++++ DATA FOR REVIEW

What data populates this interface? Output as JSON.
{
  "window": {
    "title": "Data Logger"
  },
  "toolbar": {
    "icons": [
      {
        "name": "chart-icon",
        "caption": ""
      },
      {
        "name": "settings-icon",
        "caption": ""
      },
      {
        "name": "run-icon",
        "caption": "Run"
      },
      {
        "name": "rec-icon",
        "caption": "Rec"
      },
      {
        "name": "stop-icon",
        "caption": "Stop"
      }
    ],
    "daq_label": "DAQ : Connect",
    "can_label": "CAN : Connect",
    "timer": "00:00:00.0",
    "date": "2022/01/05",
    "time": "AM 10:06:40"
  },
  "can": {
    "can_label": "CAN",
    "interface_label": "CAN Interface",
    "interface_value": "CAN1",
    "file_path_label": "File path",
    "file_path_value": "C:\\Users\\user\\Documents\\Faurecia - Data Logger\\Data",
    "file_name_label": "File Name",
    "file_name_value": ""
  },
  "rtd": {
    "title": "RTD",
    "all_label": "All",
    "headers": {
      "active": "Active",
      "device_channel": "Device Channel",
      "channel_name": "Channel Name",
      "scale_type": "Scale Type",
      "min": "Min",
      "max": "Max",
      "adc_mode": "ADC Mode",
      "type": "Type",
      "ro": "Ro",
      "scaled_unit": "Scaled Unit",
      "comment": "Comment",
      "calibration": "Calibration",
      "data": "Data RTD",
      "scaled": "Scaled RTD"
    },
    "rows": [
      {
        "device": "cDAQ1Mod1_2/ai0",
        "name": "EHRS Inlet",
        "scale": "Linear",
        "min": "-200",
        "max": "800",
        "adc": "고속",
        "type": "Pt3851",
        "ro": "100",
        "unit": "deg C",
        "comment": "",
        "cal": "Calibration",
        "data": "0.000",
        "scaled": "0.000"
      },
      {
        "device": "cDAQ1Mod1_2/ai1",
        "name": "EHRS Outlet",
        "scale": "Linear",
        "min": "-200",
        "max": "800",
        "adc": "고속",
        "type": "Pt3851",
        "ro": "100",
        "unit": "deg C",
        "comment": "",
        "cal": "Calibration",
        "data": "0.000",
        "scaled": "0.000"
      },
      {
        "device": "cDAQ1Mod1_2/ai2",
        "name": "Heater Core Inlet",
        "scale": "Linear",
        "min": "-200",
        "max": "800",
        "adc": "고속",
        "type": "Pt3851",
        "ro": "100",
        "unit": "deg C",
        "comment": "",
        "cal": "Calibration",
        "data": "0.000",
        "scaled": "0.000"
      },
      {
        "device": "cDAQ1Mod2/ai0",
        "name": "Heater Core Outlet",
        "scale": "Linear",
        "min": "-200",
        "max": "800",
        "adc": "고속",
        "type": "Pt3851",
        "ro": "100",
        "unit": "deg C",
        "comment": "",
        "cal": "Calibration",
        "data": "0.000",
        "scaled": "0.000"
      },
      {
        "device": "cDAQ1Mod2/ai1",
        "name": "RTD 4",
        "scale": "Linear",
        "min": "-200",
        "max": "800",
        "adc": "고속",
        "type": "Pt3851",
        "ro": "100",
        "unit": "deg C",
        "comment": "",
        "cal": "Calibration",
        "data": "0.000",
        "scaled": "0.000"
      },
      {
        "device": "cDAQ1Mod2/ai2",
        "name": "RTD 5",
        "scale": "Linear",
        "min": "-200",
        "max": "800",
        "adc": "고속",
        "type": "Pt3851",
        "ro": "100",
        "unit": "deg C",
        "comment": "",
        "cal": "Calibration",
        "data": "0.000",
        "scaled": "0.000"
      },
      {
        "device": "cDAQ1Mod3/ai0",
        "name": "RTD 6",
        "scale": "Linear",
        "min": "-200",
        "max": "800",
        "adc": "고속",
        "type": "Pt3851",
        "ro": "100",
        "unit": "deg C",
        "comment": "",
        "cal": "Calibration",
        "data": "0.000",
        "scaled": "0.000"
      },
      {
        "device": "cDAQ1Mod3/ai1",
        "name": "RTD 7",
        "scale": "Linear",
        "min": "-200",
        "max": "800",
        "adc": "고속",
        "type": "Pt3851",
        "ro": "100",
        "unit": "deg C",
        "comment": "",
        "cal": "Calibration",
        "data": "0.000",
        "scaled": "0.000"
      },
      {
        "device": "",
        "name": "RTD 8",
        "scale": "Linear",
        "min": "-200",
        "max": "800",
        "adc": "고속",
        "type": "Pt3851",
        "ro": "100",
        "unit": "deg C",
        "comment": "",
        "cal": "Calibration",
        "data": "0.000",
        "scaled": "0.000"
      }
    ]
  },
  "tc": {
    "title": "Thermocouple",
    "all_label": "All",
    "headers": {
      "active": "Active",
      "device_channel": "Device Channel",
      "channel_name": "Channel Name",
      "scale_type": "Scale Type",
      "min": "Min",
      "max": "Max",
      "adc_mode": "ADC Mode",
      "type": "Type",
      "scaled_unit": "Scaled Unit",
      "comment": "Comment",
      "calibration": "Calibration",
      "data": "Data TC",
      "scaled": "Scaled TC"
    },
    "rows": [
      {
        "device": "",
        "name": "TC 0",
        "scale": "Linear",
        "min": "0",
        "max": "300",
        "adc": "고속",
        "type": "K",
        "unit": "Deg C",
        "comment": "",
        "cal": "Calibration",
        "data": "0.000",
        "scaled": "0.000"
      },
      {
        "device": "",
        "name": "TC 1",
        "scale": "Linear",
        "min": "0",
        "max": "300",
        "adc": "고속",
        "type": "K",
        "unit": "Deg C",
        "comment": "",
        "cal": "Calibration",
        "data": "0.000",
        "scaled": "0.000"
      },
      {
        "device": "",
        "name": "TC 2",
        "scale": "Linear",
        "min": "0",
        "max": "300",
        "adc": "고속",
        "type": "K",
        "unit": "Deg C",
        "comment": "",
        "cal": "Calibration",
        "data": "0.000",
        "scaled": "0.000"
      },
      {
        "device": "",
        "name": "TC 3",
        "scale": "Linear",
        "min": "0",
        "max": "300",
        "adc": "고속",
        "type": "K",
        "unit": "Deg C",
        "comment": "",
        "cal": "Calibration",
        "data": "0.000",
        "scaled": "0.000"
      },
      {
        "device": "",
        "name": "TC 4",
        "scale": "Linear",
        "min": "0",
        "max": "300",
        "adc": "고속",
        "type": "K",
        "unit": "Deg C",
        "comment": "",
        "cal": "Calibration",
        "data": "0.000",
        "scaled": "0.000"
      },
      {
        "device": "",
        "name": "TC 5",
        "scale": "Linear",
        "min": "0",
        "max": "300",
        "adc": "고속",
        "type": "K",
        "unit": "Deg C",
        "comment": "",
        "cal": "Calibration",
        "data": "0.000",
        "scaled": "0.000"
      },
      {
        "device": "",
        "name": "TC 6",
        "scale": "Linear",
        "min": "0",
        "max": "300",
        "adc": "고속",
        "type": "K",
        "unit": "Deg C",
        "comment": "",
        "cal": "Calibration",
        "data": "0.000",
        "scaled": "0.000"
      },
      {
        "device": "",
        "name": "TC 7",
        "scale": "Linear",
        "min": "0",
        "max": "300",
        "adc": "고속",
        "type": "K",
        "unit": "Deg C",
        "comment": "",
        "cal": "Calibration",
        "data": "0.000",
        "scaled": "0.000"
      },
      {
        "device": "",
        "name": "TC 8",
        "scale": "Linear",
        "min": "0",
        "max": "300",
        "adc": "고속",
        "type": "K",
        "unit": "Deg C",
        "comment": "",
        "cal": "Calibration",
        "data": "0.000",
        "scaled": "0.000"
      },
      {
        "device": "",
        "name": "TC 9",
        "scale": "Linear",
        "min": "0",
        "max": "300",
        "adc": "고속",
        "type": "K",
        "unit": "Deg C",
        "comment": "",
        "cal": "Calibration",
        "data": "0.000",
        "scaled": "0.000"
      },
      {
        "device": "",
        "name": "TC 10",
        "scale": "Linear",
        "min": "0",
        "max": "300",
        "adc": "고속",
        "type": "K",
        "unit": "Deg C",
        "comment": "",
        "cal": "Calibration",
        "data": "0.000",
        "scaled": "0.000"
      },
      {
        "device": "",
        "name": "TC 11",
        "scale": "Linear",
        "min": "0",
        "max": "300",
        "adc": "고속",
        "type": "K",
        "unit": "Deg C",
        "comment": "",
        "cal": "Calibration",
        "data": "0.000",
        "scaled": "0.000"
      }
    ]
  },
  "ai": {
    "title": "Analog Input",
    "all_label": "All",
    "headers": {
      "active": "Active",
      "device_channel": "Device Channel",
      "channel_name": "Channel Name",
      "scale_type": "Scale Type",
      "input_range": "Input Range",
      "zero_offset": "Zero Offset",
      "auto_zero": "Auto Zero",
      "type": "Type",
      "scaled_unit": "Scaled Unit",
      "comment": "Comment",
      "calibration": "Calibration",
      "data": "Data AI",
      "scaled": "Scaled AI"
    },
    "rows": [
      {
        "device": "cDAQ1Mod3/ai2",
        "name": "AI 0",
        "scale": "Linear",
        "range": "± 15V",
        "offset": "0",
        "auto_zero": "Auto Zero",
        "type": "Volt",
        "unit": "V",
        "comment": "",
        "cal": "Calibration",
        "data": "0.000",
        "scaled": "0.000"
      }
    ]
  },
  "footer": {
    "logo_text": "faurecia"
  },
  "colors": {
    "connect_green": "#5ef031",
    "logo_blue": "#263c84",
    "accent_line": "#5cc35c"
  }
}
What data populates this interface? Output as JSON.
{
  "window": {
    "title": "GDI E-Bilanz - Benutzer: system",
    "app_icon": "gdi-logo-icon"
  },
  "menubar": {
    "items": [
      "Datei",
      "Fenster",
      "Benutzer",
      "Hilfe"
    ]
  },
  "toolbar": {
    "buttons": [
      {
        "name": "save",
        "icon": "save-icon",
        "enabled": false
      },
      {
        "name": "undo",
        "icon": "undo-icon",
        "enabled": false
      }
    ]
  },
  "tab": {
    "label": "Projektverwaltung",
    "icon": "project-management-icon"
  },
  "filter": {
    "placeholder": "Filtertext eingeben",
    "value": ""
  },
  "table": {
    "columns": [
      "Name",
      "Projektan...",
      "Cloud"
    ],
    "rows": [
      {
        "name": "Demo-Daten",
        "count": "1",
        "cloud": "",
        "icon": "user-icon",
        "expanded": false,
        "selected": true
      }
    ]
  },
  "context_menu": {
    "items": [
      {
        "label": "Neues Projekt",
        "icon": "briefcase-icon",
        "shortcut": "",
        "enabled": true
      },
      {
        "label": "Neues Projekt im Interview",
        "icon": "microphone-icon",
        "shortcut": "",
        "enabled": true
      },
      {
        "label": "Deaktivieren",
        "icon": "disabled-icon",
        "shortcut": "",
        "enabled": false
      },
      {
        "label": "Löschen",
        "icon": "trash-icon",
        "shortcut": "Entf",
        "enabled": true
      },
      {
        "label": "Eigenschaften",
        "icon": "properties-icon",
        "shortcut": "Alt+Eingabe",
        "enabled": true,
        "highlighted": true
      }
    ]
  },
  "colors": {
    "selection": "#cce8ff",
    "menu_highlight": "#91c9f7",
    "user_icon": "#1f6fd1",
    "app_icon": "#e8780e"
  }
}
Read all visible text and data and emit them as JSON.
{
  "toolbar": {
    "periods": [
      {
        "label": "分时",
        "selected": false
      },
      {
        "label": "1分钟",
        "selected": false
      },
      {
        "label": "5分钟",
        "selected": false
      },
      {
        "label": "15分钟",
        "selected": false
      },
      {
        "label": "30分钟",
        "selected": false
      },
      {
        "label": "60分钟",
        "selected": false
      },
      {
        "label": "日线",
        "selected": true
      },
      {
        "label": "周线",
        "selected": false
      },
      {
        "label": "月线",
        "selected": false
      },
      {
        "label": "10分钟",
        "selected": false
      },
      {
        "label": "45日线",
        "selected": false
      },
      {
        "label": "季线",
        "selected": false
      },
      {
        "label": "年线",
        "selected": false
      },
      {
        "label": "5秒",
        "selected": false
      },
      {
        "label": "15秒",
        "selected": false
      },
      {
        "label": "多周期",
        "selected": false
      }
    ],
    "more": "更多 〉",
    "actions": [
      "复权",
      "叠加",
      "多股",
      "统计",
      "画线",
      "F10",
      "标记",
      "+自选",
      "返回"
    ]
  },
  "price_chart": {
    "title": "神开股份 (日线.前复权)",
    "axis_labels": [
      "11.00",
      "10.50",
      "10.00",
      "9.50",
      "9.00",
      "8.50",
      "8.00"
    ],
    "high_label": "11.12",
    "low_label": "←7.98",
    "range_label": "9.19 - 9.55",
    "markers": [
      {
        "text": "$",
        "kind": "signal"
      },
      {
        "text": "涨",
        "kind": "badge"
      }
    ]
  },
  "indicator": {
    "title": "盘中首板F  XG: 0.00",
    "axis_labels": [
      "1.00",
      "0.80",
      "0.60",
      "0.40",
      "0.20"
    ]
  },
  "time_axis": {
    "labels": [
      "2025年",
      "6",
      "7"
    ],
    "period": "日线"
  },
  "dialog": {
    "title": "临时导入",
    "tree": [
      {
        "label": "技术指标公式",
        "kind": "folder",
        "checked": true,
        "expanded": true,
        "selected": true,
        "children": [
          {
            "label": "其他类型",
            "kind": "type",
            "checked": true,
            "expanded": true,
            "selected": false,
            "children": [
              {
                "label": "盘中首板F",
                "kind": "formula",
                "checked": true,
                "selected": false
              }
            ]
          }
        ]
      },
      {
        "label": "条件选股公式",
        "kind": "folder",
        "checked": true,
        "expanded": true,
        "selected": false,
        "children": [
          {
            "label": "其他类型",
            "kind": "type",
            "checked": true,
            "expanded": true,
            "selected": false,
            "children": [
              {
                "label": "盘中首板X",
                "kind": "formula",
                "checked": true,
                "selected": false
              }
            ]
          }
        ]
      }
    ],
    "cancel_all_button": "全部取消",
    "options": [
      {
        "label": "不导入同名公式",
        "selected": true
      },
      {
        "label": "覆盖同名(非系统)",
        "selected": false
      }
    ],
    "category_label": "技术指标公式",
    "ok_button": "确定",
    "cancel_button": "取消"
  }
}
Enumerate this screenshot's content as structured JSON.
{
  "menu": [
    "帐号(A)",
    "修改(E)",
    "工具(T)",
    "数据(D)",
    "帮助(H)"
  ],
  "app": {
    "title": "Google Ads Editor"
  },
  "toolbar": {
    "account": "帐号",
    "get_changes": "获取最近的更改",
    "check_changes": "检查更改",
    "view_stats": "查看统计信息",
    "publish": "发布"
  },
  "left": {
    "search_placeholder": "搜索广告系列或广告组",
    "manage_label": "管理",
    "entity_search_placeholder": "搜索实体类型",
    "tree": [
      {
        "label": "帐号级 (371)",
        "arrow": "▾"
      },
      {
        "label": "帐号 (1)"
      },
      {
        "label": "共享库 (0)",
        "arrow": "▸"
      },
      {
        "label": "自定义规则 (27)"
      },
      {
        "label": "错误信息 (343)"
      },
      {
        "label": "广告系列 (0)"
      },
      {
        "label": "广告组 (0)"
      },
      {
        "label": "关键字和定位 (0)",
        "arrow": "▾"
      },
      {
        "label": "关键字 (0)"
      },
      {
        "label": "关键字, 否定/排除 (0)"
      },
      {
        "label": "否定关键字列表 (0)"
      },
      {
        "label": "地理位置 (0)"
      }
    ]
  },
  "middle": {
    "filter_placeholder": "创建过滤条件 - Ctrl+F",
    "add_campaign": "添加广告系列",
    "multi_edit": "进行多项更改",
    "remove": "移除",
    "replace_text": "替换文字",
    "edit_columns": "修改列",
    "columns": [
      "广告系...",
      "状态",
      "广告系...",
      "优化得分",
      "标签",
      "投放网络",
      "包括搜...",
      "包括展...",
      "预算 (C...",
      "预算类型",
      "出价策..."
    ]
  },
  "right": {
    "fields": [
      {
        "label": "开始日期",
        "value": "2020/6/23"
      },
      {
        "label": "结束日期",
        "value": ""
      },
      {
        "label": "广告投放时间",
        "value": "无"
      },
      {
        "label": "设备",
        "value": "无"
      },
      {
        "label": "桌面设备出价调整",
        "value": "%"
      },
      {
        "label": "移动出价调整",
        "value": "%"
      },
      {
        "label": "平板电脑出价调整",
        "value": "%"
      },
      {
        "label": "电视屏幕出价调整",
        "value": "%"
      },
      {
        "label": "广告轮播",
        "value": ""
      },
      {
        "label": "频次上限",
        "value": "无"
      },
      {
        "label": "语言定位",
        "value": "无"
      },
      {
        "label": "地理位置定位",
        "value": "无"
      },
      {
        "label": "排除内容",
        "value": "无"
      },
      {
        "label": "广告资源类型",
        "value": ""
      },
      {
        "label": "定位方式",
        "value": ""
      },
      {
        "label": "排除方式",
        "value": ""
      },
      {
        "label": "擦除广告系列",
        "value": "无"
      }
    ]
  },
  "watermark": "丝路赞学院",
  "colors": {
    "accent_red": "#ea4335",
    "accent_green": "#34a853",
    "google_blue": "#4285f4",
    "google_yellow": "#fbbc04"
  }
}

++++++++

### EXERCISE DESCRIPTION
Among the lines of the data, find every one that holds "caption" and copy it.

### ANSWER BELOW
        "caption": ""
        "caption": ""
        "caption": "Run"
        "caption": "Rec"
        "caption": "Stop"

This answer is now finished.